Splitting the primaries between them, Ike and Taft fought all the way to the convention, where Ike’s Texas delegates were seated and Bob Taft’s booted.
How important was that race? Ike would win and serve two terms. His young running mate, Richard Nixon, would be twice elected president. A dark horse for that GOP nomination, Gov. Earl Warren of California, who threw his support to Ike at a critical moment, would be named chief justice. Out of that Republican race would come the Eisenhower era, the Nixon presidency, the Warren court.
And though the 2008 GOP race may seem wide open, it is already probably down to three candidates, could be over by Jan. 4 and will probably be down to two by Jan. 9, the morning after New Hampshire.
The front-runner since spring, Rudy Giuliani, is close to toast.
By dropping out of the Iowa Straw Poll in August, Rudy ceded Iowa and the cornucopia of publicity the winner receives. He is running far behind in Iowa, sinking in New Hampshire and certain to be skunked twice by Jan. 9. If so, he will lose Michigan, then South Carolina, where he is already far behind, and Florida, his firewall, where he is now slipping behind both Mike Huckabee and Mitt Romney.
If Rudy is 0-4 going into Florida, he loses Florida. If he is 0-5 going into the Feb. 5 Super Tuesday states, his national lead will be ancient history. In some national polls, it has already vanished.
The same holds for Fred Thompson. Though Iowans were eagerly awaiting his appearance at the straw poll, Fred, too, took a pass. And though he seems ideally suited to the party, he is running so far behind in New Hampshire and Michigan it is hard to see how he survives to reach home base, South Carolina. There, he is already behind Romney and Huckabee.
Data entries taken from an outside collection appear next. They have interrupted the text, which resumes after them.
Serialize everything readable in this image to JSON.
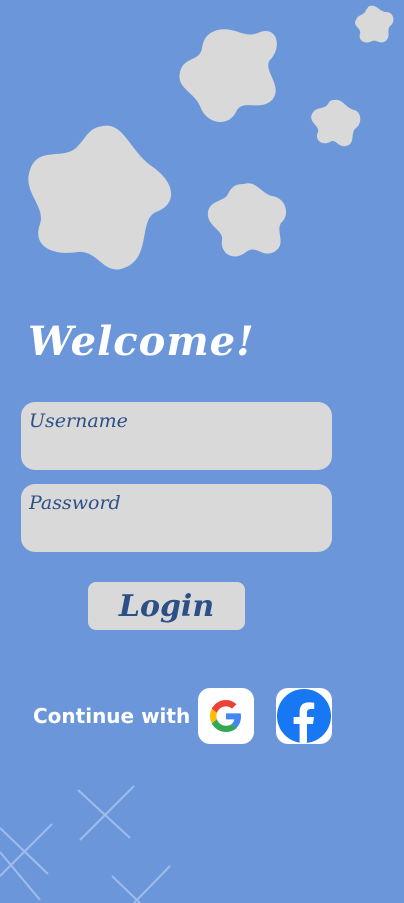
{
  "welcome_title": "Welcome!",
  "username_label": "Username",
  "password_label": "Password",
  "login_label": "Login",
  "continue_text": "Continue with",
  "colors": {
    "background": "#6b97da",
    "blob": "#d9d9d9",
    "accent_text": "#2b4f86",
    "facebook": "#1877f2"
  },
  "icons": [
    "google-icon",
    "facebook-icon"
  ]
}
In New Hampshire, Fred is behind Ron Paul.
Wisely, he is headed for Iowa to put all his chips on a strong showing, hoping Romney and Huckabee will do to each other what Dick Gephardt and Howard Dean did: rip each other out of contention.
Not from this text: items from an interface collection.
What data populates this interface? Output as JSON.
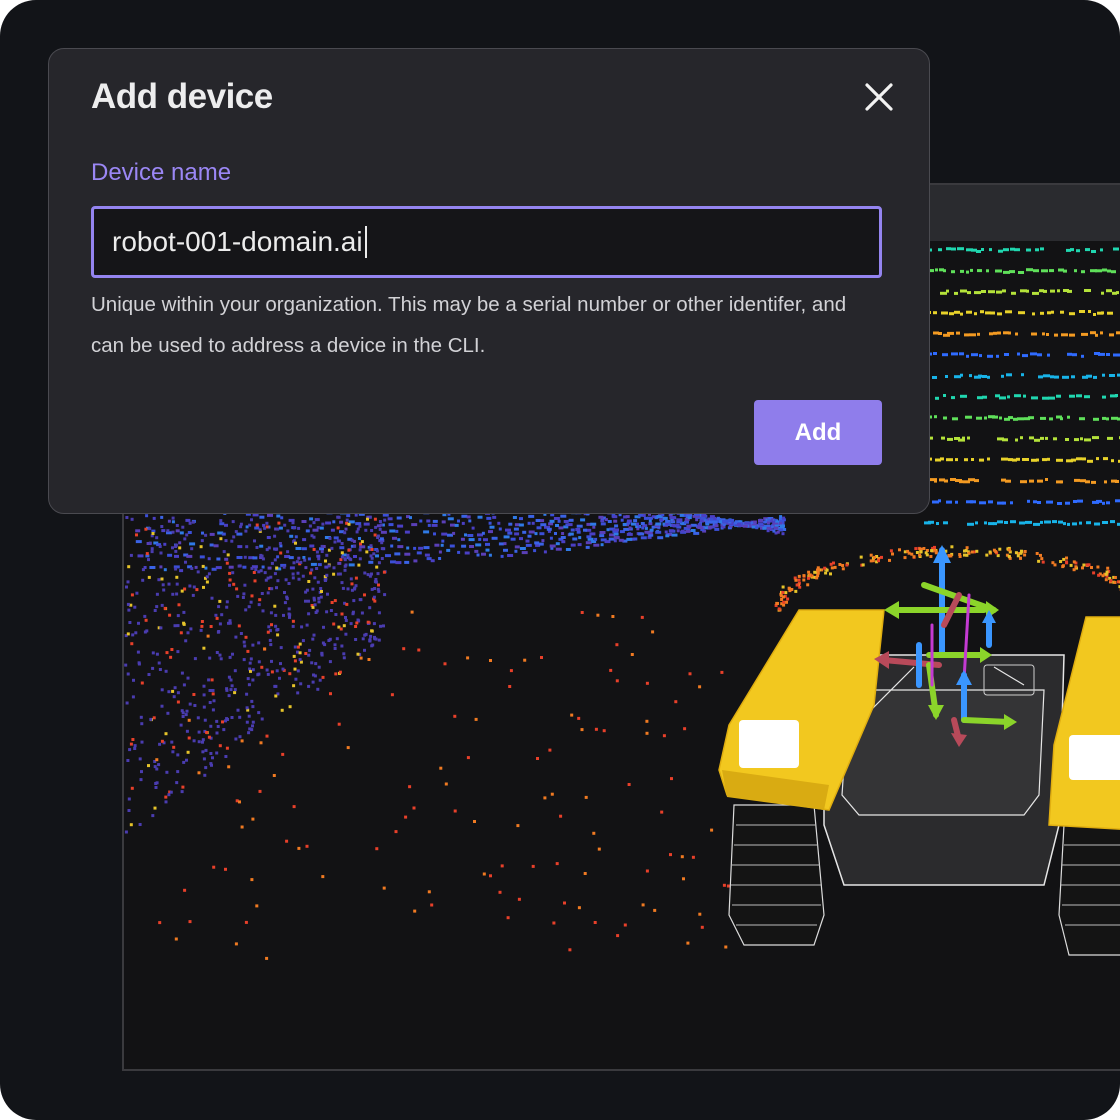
{
  "dialog": {
    "title": "Add device",
    "close_icon": "close-icon",
    "field_label": "Device name",
    "field_value": "robot-001-domain.ai",
    "help_text": "Unique within your organization. This may be a serial number or other identifer, and can be used to address a device in the CLI.",
    "add_label": "Add"
  },
  "colors": {
    "accent": "#9484f0",
    "button": "#8f7deb",
    "dialog_bg": "#26262b",
    "background": "#121418",
    "robot_body": "#f2c81f"
  }
}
If Fred does not make a strong showing in Iowa, a prediction: He will drop out and endorse John McCain, who has a shot at repeating his 2000 win in New Hampshire. For McCain has the endorsement of the Manchester Union-Leader and Boston Globe, and Rudy is pulling out of the Granite State, ceding the moderates to McCain, hoping he will stop Romney there and keep his own fading hopes alive.
If Mitt Romney wins New Hampshire, drop the curtain for Rudy, Thompson and McCain – and they know it. For if Mitt wins in New Hampshire, none of the three beats him in Michigan, they will not beat him in South Carolina, and they will not beat him in Florida.
Can McCain, who kicked away what seemed a near-certain nomination by embracing the Bush-Kennedy amnesty and stiffing the Iowa Straw Poll, win? Not impossible. If he can win New Hampshire and make himself the national alternative to Huckabee, a desperate GOP establishment might rally to him for lack of an alternative.
But McCain’s fate is not entirely in his own hands. He needs an assist. He needs Huckabee to defeat Romney in Iowa, where McCain will be waxed, then to come back and beat Romney himself in New Hampshire. Two losses by Romney in states where he has invested millions would put his campaign on life support.
But if Romney wins Iowa, he will win New Hampshire and Michigan, and go into South Carolina 3-0. If Romney wins the first two, he is almost surely the nominee. For that would eliminate Rudy, McCain and Thompson, leaving the only man able to stop him in South Carolina, a twice-defeated Mike Huckabee and his Christian prayer warriors.
So, two weeks out from Iowa, here are the odds.
Rudy and Thompson each 20-1. John McCain 6-1. He has to win New Hampshire, and even if he wins there, he would be an underdog. Grass-roots conservatives do not like him and would prefer Huckabee.
Mitt Romney 3-2. If he wins Iowa, he is almost unstoppable. If he loses Iowa, he has to come back and beat McCain in New Hampshire. Then it would a Mitt-Mike race through Feb. 5.
And Huckabee? He has to win Iowa. If he does, he will be the favorite in South Carolina and for the nomination, as well.
Looks like a Mitt-Mike race, with Iowa and New Hampshire giving us by Jan. 9 the two candidates from whom the nominee will be chosen. And isn’t that how it usually is? Iowa and New Hampshire choose for America.